* [Items from an interface collection]
★ ★ ★ ★ ★

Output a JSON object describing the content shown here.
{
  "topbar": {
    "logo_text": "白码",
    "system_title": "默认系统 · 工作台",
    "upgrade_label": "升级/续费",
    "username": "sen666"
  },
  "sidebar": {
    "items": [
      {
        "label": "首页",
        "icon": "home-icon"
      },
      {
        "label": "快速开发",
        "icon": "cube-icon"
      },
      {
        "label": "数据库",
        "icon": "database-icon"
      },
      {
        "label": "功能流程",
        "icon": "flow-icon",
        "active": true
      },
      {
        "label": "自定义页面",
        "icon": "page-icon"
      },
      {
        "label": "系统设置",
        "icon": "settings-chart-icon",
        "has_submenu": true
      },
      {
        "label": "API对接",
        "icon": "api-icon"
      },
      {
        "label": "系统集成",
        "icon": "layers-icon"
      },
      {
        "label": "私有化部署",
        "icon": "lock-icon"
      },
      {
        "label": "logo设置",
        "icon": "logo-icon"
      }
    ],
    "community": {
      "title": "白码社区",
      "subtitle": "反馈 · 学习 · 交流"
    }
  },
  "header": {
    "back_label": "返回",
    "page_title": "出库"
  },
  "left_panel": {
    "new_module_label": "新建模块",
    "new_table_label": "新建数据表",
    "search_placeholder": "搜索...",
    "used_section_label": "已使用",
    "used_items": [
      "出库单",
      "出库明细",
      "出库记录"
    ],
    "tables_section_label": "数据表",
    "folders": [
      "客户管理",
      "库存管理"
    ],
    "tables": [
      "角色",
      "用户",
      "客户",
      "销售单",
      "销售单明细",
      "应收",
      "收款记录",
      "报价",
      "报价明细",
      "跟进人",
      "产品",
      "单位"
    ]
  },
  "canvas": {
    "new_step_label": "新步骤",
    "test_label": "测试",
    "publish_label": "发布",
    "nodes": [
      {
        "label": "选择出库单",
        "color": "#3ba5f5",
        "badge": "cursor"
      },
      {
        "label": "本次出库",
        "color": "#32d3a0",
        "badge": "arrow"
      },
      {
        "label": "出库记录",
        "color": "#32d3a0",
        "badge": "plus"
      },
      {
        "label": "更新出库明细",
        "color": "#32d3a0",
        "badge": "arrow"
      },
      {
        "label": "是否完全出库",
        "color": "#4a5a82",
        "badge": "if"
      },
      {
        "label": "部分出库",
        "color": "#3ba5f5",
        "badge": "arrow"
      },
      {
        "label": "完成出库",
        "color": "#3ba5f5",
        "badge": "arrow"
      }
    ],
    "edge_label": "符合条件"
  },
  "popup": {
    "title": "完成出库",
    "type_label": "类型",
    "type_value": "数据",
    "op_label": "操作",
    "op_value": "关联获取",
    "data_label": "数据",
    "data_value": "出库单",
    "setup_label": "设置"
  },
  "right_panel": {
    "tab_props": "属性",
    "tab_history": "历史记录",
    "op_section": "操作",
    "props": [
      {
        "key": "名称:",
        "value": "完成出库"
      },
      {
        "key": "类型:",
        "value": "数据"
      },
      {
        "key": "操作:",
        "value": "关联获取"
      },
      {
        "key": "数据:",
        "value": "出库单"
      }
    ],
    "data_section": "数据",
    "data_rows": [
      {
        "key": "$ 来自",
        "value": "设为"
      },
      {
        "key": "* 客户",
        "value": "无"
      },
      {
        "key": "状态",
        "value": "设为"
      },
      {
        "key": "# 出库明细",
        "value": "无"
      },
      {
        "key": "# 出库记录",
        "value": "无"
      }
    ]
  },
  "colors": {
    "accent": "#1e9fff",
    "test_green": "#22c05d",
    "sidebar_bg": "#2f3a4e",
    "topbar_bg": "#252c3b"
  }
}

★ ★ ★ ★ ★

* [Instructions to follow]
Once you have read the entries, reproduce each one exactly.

* [Response to the task]
Output a JSON object describing the content shown here.
{
  "topbar": {
    "logo_text": "白码",
    "system_title": "默认系统 · 工作台",
    "upgrade_label": "升级/续费",
    "username": "sen666"
  },
  "sidebar": {
    "items": [
      {
        "label": "首页",
        "icon": "home-icon"
      },
      {
        "label": "快速开发",
        "icon": "cube-icon"
      },
      {
        "label": "数据库",
        "icon": "database-icon"
      },
      {
        "label": "功能流程",
        "icon": "flow-icon",
        "active": true
      },
      {
        "label": "自定义页面",
        "icon": "page-icon"
      },
      {
        "label": "系统设置",
        "icon": "settings-chart-icon",
        "has_submenu": true
      },
      {
        "label": "API对接",
        "icon": "api-icon"
      },
      {
        "label": "系统集成",
        "icon": "layers-icon"
      },
      {
        "label": "私有化部署",
        "icon": "lock-icon"
      },
      {
        "label": "logo设置",
        "icon": "logo-icon"
      }
    ],
    "community": {
      "title": "白码社区",
      "subtitle": "反馈 · 学习 · 交流"
    }
  },
  "header": {
    "back_label": "返回",
    "page_title": "出库"
  },
  "left_panel": {
    "new_module_label": "新建模块",
    "new_table_label": "新建数据表",
    "search_placeholder": "搜索...",
    "used_section_label": "已使用",
    "used_items": [
      "出库单",
      "出库明细",
      "出库记录"
    ],
    "tables_section_label": "数据表",
    "folders": [
      "客户管理",
      "库存管理"
    ],
    "tables": [
      "角色",
      "用户",
      "客户",
      "销售单",
      "销售单明细",
      "应收",
      "收款记录",
      "报价",
      "报价明细",
      "跟进人",
      "产品",
      "单位"
    ]
  },
  "canvas": {
    "new_step_label": "新步骤",
    "test_label": "测试",
    "publish_label": "发布",
    "nodes": [
      {
        "label": "选择出库单",
        "color": "#3ba5f5",
        "badge": "cursor"
      },
      {
        "label": "本次出库",
        "color": "#32d3a0",
        "badge": "arrow"
      },
      {
        "label": "出库记录",
        "color": "#32d3a0",
        "badge": "plus"
      },
      {
        "label": "更新出库明细",
        "color": "#32d3a0",
        "badge": "arrow"
      },
      {
        "label": "是否完全出库",
        "color": "#4a5a82",
        "badge": "if"
      },
      {
        "label": "部分出库",
        "color": "#3ba5f5",
        "badge": "arrow"
      },
      {
        "label": "完成出库",
        "color": "#3ba5f5",
        "badge": "arrow"
      }
    ],
    "edge_label": "符合条件"
  },
  "popup": {
    "title": "完成出库",
    "type_label": "类型",
    "type_value": "数据",
    "op_label": "操作",
    "op_value": "关联获取",
    "data_label": "数据",
    "data_value": "出库单",
    "setup_label": "设置"
  },
  "right_panel": {
    "tab_props": "属性",
    "tab_history": "历史记录",
    "op_section": "操作",
    "props": [
      {
        "key": "名称:",
        "value": "完成出库"
      },
      {
        "key": "类型:",
        "value": "数据"
      },
      {
        "key": "操作:",
        "value": "关联获取"
      },
      {
        "key": "数据:",
        "value": "出库单"
      }
    ],
    "data_section": "数据",
    "data_rows": [
      {
        "key": "$ 来自",
        "value": "设为"
      },
      {
        "key": "* 客户",
        "value": "无"
      },
      {
        "key": "状态",
        "value": "设为"
      },
      {
        "key": "# 出库明细",
        "value": "无"
      },
      {
        "key": "# 出库记录",
        "value": "无"
      }
    ]
  },
  "colors": {
    "accent": "#1e9fff",
    "test_green": "#22c05d",
    "sidebar_bg": "#2f3a4e",
    "topbar_bg": "#252c3b"
  }
}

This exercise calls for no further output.